So I committed to it, and the following semester, again, I took an equal load of courses under both majors. By the end of sophomore year, I was about halfway through my credits for each major. That summer, I mapped out how many credits I had left/which required courses I needed to take and also realized that going abroad was still feasible- something I knew I wanted to do even before I arrived at Yale. Getting out of the “Yale bubble” and seeing/learning about different parts of the world for an entire four months seemed like an opportunity I would never have again (not true, by the way––there are also summer and post-graduate programs that take place abroad).

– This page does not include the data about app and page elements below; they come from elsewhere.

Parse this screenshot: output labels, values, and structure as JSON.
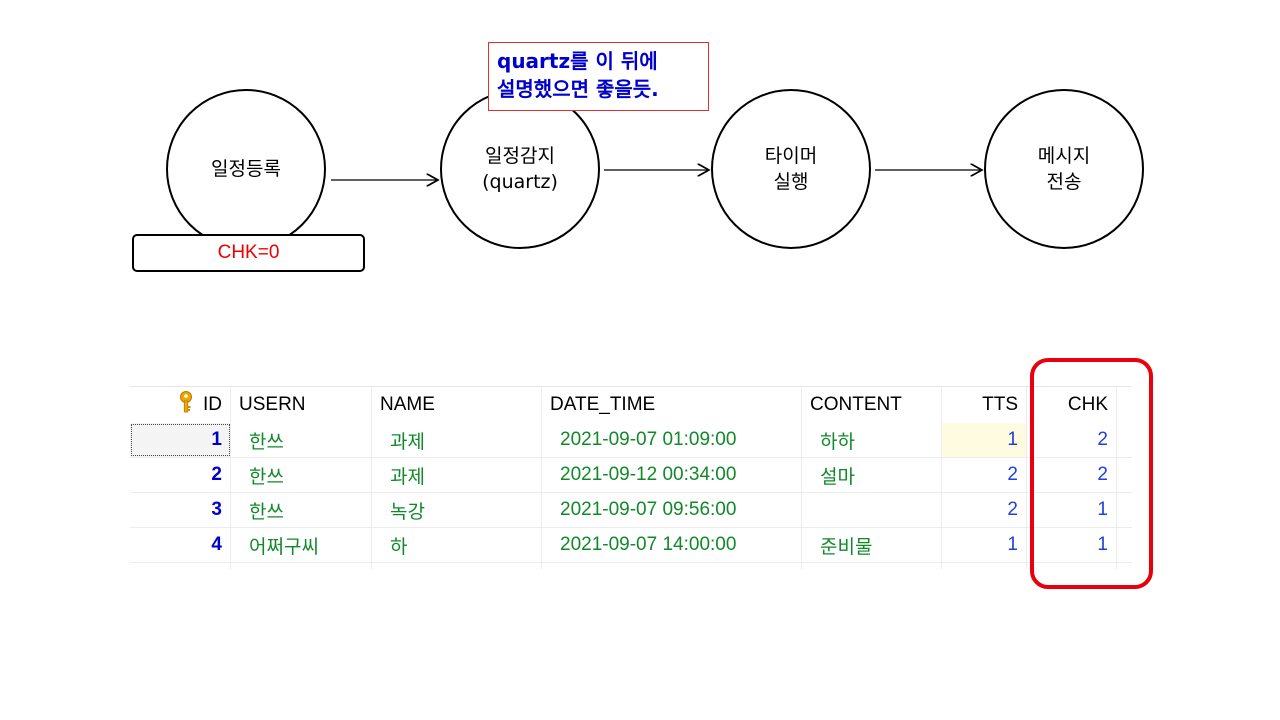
{
  "flow": {
    "nodes": [
      {
        "label": "일정등록"
      },
      {
        "label": "일정감지\n(quartz)"
      },
      {
        "label": "타이머\n실행"
      },
      {
        "label": "메시지\n전송"
      }
    ],
    "status_box": "CHK=0",
    "note": "quartz를 이 뒤에\n설명했으면 좋을듯."
  },
  "table": {
    "columns": [
      "ID",
      "USERN",
      "NAME",
      "DATE_TIME",
      "CONTENT",
      "TTS",
      "CHK"
    ],
    "rows": [
      {
        "id": "1",
        "usern": "한쓰",
        "name": "과제",
        "date_time": "2021-09-07 01:09:00",
        "content": "하하",
        "tts": "1",
        "chk": "2"
      },
      {
        "id": "2",
        "usern": "한쓰",
        "name": "과제",
        "date_time": "2021-09-12 00:34:00",
        "content": "설마",
        "tts": "2",
        "chk": "2"
      },
      {
        "id": "3",
        "usern": "한쓰",
        "name": "녹강",
        "date_time": "2021-09-07 09:56:00",
        "content": "",
        "tts": "2",
        "chk": "1"
      },
      {
        "id": "4",
        "usern": "어쩌구씨",
        "name": "하",
        "date_time": "2021-09-07 14:00:00",
        "content": "준비물",
        "tts": "1",
        "chk": "1"
      }
    ],
    "primary_key_icon": "key-icon",
    "highlight_color": "#e8000d"
  }
}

For my junior spring, I applied and was accepted to a three-country program! I spent an amazing five weeks in Brazil and one week in Barcelona, and then Covid-19 hit (unfortunately). My time abroad was cut short but I still got to learn about Brazil, Spain, and South Africa through some amazing professors, making some good friends along the way. And better yet: two of my abroad courses counted for my ER&M major! Fast-forward to senior year: I am about to graduate and am pretty much done with both my majors. Actually, it wasn’t until last semester that I officially declared my double-major (it’s a very late deadline). It was surprising to me that there aren’t many people who’ve double majored with ER&M and English. The first graduated just last year, and in my class two other students are doing it with me. This semester was actually the first time I’ve ever taken a cross-listed course, (which seems silly to me considering you can’t really study things like race or migration without considering the literature and written work on it, but that’s just me).
As I write my very literature-based thesis for ER&M, I realize that double-majoring was the right choice. It provided me with great analytical skills across fields and allowed me to see the intersections between seemingly different people, places, and perspectives. But more importantly, it gave me a chance to make my own path. There is no “right way” to go through Yale, especially in academics. For me, it meant merging my varied interests into an academic path I was truly passionate about. For another person that might mean declaring one major but just taking a bunch of classes in another department they really like. Regardless of what your Yale experience will look like, even beyond academics, it’s important to know that ultimately it’s your decision and you can shape that experience to be what you want. For me, it wasn’t really whether or not I should double major but about what I wanted. Pursuing what I truly wanted to do is what got me here, and I wouldn’t go back and change a thing.